The graphical representation of data, data visualization, has been happening for a long time. Where has it been and where is it going will be presented in this blog and one to follow shortly. Here is a brief data visualization history.
12,000 Years Ago to the 10th Century
The walls of caves hold the oldest examples of data visualization, some from 12,000 years ago. In 1160 B.C. the Turin Papyrus Map is the first documented data visualization illustrating the distribution of geological resources. Along with maps, stars and their movement were one of the earliest examples of data visualization history. There is a multiple time-series graph of the changing position of the seven most prominent heavenly bodies over space and time by an anonymous astronomer in Cicero’s In Somnium Scripionus from the 10th century.
By the 17th century, techniques and instruments for the precise observation and measurement of physical quantities and geographic and celestial positions were more well-developed.

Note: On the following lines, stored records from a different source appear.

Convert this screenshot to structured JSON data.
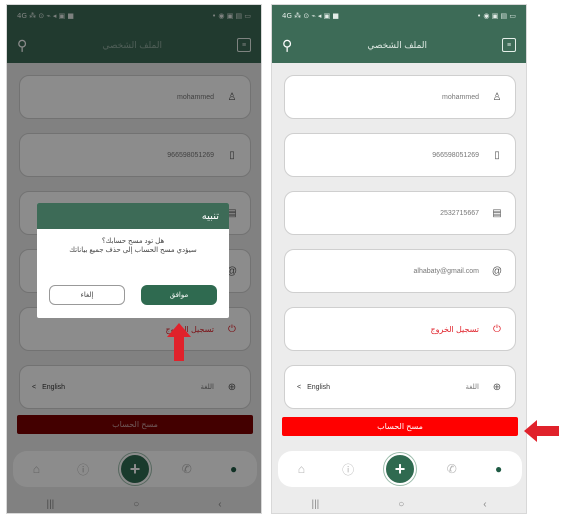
{
  "statusbar": {
    "left": "4G ⁂ ⊙ ⌁ ◂ ▣ ■",
    "right": "• ◉ ▣ ▤ ▭"
  },
  "header": {
    "title": "الملف الشخصي",
    "menu_glyph": "≡"
  },
  "fields": {
    "name": "mohammed",
    "phone": "966598051269",
    "national_id": "2532715667",
    "email": "alhabaty@gmail.com",
    "logout": "تسجيل الخروج",
    "language_label": "اللغة",
    "language_value": "English"
  },
  "delete_account": "مسح الحساب",
  "dialog": {
    "title": "تنبيه",
    "line1": "هل تود مسح حسابك؟",
    "line2": "سيؤدي مسح الحساب إلى حذف جميع بياناتك",
    "confirm": "موافق",
    "cancel": "إلغاء"
  },
  "sysnav": {
    "recents": "|||",
    "home": "○",
    "back": "‹"
  },
  "icons": {
    "user": "♙",
    "phone": "▯",
    "id": "▤",
    "email": "@",
    "power": "⏻",
    "globe": "⊕",
    "chevron": "<",
    "arrow": "⇦"
  },
  "colors": {
    "primary": "#3d6b57",
    "danger": "#ff0000",
    "arrow": "#e0222b"
  }
}
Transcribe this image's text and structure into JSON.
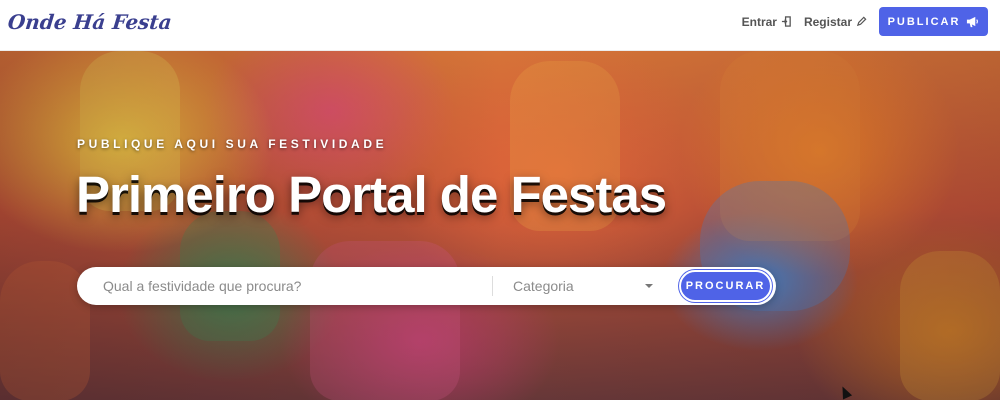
{
  "brand": {
    "logo_text": "Onde Há Festa"
  },
  "nav": {
    "login_label": "Entrar",
    "register_label": "Registar",
    "publish_label": "PUBLICAR"
  },
  "hero": {
    "kicker": "PUBLIQUE AQUI SUA FESTIVIDADE",
    "headline": "Primeiro Portal de Festas"
  },
  "search": {
    "placeholder": "Qual a festividade que procura?",
    "value": "",
    "category_label": "Categoria",
    "button_label": "PROCURAR"
  },
  "colors": {
    "accent": "#4f63e7",
    "logo": "#3a3f8f"
  },
  "icons": {
    "login": "login-icon",
    "register": "pencil-icon",
    "publish": "megaphone-icon",
    "category": "chevron-down-icon"
  }
}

Physical measurement of time, distance and space for navigation, surveying and map making were very important problems. In 1644 Michael Florent van Langren, a Flemish astronomer to the court of Spain, is believed to have created the first visual graphic of statistical data in data visualization history: a determination of the distance, in longitude, from Toledo to Rome.
The 1700s and 1800s
Map-makers began to show more than just geographical position on a map in the 1700s. The use of isolines to show contours of equal value on a coordinate grid or map was developed by Edmund Halley. Thematic mapping was not only geologic but economic and medical data as well.
William Playfair is widely considered the inventor of most of the graphical form in data visualization history s widely used today: the line graph, bar chart, pie chart and circle graph. Playfair used three parallel time series to show the price of wheat, weekly wages and reigning monarch over a 250 year span from 1565 to 1820 and used this graph to argue that workers had become better off in the most recent years.
The first half of the 19th century witnessed explosive growth in statistical graphics and thematic mapping. In 1831 an outbreak of cholera killed 52,000 and subsequent epidemics in 1848 and 1853 had similar large death tolls but the water-born cause of the disease wasn’t identified until 1855 when Dr. John Snow produced his famous dot map showing deaths due to cholera clustered around the Broad Street pump in London.
Charles Joseph Minard developed the use of flow lines on maps of width proportional to quantities of people, goods, imports or exports to show movement and transport geographically. His famous depiction of the fate of the armies of Napoleon and Hannibal was called the “best graphic ever produced” by Tufte who you will hear about shortly.
The social and political use of graphics was used in the polar area charts invented by Florence Nightingale to wage a campaign for improved sanitary conditions in battlefield treatment of soldiers.
While the 1800’s were considered the golden age of statistical graphics and thematic cartography, the early 1900s were considered to be the modern dark ages of data visualization. Statisticians became less concerned with data visualization and more focused on exact numbers. Numbers, parameter estimates, and, especially, those with standard errors were preferred for their precision. Pictures were considered pretty or evocative but incapable of stating a fact to three or more decimals.
Simultaneously, though, charts and graphs started appearing more commonly in textbooks and business applications. It seemed the lower level of innovation allowed more common representations and applications to catch up. The emergence of computer processing in the later 1900s allowed statisticians to collect, sort and efficiently visualize larger volumes of data.
In 1962 John Tukey published a landmark paper, The Future of Data Analysis, calling for the recognition of data analysis as a legitimate branch of statistics distinct from mathematical statistics. He invented a variety of new, simple and effective graphic displays including stem-leaf plots, boxplots, hanging rootograms and two-way table displays. The publication in 1977 of his Exploratory Data Analysis text made graphical data analysis both interesting and respectable again.
In France, Jacques Bertin published Semiologie Graphique in 1967. This monumental book was compared to the table of chemical elements in its significance and impact for organizing the visual and perceptual elements of graphics.
The introduction of Excel in 1990 moved data visualization from a highly specialized field where practitioners were cartographers, statisticians and scientists to business professionals. These business leaders want to create the same sort of visual information without the same level of training in data. Read our next blog about how this is evolving.
For all your data visualization hiring needs, contact Smith Hanley Associates‘ Executive Recruiter, Nancy Darian at firstname.lastname@example.org.